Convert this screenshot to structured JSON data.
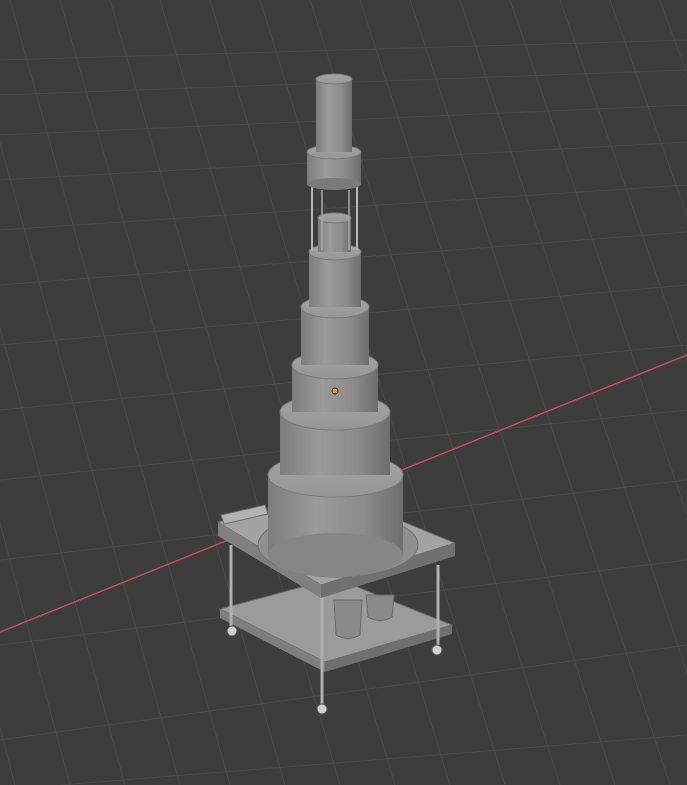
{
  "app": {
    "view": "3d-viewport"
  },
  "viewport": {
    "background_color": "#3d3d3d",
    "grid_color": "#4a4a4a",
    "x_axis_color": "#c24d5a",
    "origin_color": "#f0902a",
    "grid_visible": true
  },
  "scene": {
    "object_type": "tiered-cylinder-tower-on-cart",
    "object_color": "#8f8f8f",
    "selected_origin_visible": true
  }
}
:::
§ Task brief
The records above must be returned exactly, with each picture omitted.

§ Response area
Convert this screenshot to structured JSON data.
{
  "app": {
    "view": "3d-viewport"
  },
  "viewport": {
    "background_color": "#3d3d3d",
    "grid_color": "#4a4a4a",
    "x_axis_color": "#c24d5a",
    "origin_color": "#f0902a",
    "grid_visible": true
  },
  "scene": {
    "object_type": "tiered-cylinder-tower-on-cart",
    "object_color": "#8f8f8f",
    "selected_origin_visible": true
  }
}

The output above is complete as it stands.